### [Your objective]
One line at a time, check the entries below for the word "this", and copy each line that has it.

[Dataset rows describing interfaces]
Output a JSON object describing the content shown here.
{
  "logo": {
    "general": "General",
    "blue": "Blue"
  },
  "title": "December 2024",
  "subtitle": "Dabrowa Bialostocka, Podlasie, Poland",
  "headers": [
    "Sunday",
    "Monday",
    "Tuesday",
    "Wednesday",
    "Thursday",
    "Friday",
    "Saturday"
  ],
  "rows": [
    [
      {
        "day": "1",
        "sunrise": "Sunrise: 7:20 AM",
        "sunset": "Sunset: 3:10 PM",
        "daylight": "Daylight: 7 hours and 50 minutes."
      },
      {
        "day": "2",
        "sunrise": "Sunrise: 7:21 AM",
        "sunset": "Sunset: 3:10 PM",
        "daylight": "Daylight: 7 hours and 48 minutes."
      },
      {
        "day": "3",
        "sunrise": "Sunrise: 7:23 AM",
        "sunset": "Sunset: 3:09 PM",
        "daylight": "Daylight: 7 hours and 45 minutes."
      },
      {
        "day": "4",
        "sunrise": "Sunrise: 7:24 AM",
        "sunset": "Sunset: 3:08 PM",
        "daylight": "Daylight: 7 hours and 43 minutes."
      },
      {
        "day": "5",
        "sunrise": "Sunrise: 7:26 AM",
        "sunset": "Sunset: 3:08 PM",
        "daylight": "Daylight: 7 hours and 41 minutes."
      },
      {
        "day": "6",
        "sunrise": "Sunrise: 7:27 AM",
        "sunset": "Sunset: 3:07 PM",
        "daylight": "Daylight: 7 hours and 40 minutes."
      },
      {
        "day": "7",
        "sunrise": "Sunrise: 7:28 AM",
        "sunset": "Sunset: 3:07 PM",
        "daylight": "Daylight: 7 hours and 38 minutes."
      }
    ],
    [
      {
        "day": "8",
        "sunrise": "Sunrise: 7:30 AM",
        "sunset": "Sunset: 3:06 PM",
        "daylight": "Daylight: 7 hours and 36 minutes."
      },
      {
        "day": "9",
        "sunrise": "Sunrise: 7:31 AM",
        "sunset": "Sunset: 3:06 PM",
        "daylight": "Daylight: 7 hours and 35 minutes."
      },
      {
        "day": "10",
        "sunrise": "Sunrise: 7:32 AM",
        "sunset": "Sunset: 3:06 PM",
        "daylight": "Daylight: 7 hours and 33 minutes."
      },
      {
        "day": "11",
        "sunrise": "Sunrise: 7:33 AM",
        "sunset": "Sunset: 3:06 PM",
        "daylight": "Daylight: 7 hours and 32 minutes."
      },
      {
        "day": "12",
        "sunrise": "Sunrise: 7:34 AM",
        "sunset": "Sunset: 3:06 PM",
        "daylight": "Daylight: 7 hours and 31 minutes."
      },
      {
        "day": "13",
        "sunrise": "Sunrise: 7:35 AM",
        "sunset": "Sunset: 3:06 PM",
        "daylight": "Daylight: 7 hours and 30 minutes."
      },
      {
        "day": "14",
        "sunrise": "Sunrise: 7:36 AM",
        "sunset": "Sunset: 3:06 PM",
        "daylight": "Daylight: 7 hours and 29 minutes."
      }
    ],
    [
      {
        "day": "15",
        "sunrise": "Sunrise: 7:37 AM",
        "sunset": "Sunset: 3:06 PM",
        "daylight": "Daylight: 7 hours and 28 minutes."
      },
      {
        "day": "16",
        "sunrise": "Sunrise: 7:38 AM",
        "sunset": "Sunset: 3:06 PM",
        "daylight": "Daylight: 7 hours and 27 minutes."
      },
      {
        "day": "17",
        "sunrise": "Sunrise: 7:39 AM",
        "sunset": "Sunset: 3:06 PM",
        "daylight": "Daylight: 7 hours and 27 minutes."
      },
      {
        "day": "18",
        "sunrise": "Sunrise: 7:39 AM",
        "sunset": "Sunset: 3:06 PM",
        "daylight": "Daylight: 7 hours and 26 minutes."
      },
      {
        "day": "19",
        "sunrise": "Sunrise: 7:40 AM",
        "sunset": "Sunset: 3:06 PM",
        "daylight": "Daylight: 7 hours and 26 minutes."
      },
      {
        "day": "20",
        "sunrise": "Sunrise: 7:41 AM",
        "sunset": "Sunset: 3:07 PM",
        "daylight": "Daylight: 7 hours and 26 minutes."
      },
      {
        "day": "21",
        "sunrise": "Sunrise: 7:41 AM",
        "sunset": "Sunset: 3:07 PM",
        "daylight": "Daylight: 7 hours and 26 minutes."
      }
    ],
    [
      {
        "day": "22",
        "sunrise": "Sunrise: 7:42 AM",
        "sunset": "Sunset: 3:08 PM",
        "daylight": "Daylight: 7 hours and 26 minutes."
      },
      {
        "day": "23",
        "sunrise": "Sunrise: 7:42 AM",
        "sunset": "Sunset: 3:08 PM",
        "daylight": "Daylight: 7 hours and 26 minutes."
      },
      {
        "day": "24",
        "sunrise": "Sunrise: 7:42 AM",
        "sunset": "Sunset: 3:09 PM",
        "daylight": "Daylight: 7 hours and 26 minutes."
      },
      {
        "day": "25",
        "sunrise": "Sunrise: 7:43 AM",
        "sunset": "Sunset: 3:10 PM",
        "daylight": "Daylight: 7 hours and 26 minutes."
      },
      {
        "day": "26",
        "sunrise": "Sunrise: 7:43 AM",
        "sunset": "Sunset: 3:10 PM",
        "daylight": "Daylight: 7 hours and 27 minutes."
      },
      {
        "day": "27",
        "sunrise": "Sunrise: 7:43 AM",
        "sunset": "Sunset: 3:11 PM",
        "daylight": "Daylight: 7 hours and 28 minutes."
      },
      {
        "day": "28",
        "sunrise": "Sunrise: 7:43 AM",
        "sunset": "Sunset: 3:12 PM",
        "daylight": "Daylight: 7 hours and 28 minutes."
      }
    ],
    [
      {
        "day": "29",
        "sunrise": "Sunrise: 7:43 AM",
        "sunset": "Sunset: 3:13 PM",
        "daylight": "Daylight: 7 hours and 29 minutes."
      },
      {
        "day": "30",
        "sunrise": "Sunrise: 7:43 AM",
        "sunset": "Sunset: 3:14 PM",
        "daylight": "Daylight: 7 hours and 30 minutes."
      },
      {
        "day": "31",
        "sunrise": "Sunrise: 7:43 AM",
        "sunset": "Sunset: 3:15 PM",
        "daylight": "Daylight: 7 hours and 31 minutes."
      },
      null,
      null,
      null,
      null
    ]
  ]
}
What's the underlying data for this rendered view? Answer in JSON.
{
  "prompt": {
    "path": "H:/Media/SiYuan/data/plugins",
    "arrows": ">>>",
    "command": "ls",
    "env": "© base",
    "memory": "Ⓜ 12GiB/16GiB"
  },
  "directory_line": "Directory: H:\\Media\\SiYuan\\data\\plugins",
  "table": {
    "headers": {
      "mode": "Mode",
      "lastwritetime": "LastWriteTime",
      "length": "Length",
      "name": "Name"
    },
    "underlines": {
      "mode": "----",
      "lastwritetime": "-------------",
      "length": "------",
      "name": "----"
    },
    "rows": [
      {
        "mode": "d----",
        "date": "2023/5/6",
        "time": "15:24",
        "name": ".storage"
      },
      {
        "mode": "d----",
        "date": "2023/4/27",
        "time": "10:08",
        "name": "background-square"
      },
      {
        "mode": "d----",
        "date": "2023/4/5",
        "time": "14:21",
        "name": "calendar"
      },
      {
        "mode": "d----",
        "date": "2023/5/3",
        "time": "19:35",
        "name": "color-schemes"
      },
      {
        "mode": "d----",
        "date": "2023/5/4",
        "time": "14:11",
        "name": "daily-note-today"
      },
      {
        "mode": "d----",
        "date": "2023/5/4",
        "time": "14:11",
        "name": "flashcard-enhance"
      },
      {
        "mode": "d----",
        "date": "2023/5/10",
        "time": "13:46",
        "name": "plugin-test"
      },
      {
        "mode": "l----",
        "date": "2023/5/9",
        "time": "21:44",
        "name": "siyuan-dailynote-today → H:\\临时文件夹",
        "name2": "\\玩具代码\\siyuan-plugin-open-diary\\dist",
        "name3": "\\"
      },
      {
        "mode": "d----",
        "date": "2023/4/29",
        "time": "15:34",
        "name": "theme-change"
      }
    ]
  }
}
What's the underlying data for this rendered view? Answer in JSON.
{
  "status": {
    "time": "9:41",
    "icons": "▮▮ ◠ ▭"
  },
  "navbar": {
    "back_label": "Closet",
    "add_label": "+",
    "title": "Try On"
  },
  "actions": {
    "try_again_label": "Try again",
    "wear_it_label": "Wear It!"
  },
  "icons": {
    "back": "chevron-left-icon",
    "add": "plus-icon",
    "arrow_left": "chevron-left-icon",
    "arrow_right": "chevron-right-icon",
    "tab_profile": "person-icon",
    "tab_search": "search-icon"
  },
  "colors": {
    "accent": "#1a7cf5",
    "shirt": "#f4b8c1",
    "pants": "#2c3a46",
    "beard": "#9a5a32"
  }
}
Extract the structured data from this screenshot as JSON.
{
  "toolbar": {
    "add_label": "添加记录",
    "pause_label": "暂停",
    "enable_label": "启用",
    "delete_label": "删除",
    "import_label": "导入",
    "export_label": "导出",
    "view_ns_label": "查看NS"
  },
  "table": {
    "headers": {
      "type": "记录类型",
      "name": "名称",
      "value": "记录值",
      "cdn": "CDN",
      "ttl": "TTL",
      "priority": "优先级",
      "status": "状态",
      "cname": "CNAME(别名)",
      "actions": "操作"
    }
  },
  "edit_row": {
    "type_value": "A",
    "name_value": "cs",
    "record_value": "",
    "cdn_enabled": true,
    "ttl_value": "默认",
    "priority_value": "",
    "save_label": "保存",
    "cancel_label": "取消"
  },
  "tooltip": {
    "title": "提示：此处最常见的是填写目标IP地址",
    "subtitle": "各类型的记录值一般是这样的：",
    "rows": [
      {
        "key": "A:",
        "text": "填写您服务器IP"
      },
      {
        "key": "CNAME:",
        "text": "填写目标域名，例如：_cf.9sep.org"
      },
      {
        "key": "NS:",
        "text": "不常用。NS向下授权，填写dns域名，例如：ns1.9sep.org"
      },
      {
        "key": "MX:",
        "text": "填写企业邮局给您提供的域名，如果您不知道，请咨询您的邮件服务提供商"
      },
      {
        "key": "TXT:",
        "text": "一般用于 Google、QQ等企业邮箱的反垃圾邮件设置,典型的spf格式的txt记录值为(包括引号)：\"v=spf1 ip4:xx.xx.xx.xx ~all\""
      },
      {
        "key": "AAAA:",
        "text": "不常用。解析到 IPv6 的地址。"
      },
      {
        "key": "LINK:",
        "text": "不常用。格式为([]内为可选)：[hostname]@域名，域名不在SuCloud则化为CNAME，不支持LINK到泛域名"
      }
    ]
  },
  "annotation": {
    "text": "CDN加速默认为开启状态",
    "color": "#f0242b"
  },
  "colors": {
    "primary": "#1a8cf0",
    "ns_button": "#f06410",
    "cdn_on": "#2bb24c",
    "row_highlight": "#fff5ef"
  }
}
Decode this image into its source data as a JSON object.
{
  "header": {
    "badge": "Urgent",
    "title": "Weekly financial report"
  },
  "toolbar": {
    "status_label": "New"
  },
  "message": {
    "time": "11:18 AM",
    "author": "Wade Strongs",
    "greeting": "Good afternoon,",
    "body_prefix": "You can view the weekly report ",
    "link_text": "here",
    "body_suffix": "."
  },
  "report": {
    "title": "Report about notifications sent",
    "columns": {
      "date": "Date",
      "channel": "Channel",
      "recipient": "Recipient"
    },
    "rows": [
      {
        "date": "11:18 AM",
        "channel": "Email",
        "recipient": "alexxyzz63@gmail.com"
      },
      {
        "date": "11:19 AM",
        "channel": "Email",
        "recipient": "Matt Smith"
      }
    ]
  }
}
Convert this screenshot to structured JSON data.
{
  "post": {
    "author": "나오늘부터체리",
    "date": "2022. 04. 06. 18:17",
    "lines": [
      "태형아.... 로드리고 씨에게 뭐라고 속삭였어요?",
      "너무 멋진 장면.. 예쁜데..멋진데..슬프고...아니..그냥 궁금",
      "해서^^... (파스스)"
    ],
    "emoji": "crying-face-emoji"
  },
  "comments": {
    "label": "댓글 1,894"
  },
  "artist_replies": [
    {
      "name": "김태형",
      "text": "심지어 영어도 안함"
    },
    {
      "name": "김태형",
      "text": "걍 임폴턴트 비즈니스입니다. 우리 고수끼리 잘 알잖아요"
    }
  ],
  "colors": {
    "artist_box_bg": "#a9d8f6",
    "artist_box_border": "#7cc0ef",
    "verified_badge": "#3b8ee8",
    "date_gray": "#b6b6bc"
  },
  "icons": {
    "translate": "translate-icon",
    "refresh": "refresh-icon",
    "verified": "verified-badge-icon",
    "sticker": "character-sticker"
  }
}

### [Worked solution]
What's the underlying data for this rendered view? Answer in JSON.
What's the underlying data for this rendered view? Answer in JSON.
Extract the structured data from this screenshot as JSON.
Decode this image into its source data as a JSON object.
Convert this screenshot to structured JSON data.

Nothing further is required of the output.